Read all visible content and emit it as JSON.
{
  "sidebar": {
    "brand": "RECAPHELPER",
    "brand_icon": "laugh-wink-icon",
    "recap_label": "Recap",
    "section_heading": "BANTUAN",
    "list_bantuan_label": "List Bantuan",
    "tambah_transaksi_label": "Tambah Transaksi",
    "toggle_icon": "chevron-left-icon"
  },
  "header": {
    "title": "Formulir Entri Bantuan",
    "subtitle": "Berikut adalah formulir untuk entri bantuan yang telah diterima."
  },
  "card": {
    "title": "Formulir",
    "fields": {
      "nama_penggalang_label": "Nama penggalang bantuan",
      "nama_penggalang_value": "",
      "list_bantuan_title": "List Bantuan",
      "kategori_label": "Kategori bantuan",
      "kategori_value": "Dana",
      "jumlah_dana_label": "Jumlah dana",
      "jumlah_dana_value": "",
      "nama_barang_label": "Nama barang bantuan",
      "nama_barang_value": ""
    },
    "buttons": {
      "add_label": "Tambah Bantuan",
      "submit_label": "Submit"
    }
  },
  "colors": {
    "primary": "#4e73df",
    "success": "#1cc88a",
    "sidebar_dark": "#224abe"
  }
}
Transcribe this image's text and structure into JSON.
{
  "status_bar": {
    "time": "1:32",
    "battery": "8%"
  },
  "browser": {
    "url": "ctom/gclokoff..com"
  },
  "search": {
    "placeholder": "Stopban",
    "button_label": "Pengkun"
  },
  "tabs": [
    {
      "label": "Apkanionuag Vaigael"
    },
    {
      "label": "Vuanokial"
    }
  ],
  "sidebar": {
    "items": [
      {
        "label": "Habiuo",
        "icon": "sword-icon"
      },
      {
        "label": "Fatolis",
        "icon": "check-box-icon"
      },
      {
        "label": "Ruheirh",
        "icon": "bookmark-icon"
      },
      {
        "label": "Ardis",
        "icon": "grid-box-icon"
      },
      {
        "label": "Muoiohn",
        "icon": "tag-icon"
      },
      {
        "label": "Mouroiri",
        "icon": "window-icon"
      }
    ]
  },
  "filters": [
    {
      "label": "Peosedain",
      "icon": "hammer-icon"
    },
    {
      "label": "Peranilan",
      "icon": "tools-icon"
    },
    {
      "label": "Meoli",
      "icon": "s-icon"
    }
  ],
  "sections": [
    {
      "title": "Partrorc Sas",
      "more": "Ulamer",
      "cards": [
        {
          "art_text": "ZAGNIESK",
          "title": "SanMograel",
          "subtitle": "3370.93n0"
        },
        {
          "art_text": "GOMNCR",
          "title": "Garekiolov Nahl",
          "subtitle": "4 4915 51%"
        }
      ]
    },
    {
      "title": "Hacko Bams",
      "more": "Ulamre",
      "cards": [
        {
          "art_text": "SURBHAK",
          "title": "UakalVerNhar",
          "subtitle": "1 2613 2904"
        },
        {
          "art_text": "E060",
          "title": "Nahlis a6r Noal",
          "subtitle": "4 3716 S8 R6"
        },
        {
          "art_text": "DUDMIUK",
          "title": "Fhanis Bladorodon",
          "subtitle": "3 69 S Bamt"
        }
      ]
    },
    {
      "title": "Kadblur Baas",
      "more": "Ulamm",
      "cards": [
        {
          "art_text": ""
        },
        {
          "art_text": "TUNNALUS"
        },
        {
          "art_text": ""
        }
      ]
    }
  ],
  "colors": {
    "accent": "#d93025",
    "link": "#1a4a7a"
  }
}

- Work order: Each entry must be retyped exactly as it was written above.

- Result for this exercise:
Read all visible content and emit it as JSON.
{
  "sidebar": {
    "brand": "RECAPHELPER",
    "brand_icon": "laugh-wink-icon",
    "recap_label": "Recap",
    "section_heading": "BANTUAN",
    "list_bantuan_label": "List Bantuan",
    "tambah_transaksi_label": "Tambah Transaksi",
    "toggle_icon": "chevron-left-icon"
  },
  "header": {
    "title": "Formulir Entri Bantuan",
    "subtitle": "Berikut adalah formulir untuk entri bantuan yang telah diterima."
  },
  "card": {
    "title": "Formulir",
    "fields": {
      "nama_penggalang_label": "Nama penggalang bantuan",
      "nama_penggalang_value": "",
      "list_bantuan_title": "List Bantuan",
      "kategori_label": "Kategori bantuan",
      "kategori_value": "Dana",
      "jumlah_dana_label": "Jumlah dana",
      "jumlah_dana_value": "",
      "nama_barang_label": "Nama barang bantuan",
      "nama_barang_value": ""
    },
    "buttons": {
      "add_label": "Tambah Bantuan",
      "submit_label": "Submit"
    }
  },
  "colors": {
    "primary": "#4e73df",
    "success": "#1cc88a",
    "sidebar_dark": "#224abe"
  }
}
Transcribe this image's text and structure into JSON.
{
  "status_bar": {
    "time": "1:32",
    "battery": "8%"
  },
  "browser": {
    "url": "ctom/gclokoff..com"
  },
  "search": {
    "placeholder": "Stopban",
    "button_label": "Pengkun"
  },
  "tabs": [
    {
      "label": "Apkanionuag Vaigael"
    },
    {
      "label": "Vuanokial"
    }
  ],
  "sidebar": {
    "items": [
      {
        "label": "Habiuo",
        "icon": "sword-icon"
      },
      {
        "label": "Fatolis",
        "icon": "check-box-icon"
      },
      {
        "label": "Ruheirh",
        "icon": "bookmark-icon"
      },
      {
        "label": "Ardis",
        "icon": "grid-box-icon"
      },
      {
        "label": "Muoiohn",
        "icon": "tag-icon"
      },
      {
        "label": "Mouroiri",
        "icon": "window-icon"
      }
    ]
  },
  "filters": [
    {
      "label": "Peosedain",
      "icon": "hammer-icon"
    },
    {
      "label": "Peranilan",
      "icon": "tools-icon"
    },
    {
      "label": "Meoli",
      "icon": "s-icon"
    }
  ],
  "sections": [
    {
      "title": "Partrorc Sas",
      "more": "Ulamer",
      "cards": [
        {
          "art_text": "ZAGNIESK",
          "title": "SanMograel",
          "subtitle": "3370.93n0"
        },
        {
          "art_text": "GOMNCR",
          "title": "Garekiolov Nahl",
          "subtitle": "4 4915 51%"
        }
      ]
    },
    {
      "title": "Hacko Bams",
      "more": "Ulamre",
      "cards": [
        {
          "art_text": "SURBHAK",
          "title": "UakalVerNhar",
          "subtitle": "1 2613 2904"
        },
        {
          "art_text": "E060",
          "title": "Nahlis a6r Noal",
          "subtitle": "4 3716 S8 R6"
        },
        {
          "art_text": "DUDMIUK",
          "title": "Fhanis Bladorodon",
          "subtitle": "3 69 S Bamt"
        }
      ]
    },
    {
      "title": "Kadblur Baas",
      "more": "Ulamm",
      "cards": [
        {
          "art_text": ""
        },
        {
          "art_text": "TUNNALUS"
        },
        {
          "art_text": ""
        }
      ]
    }
  ],
  "colors": {
    "accent": "#d93025",
    "link": "#1a4a7a"
  }
}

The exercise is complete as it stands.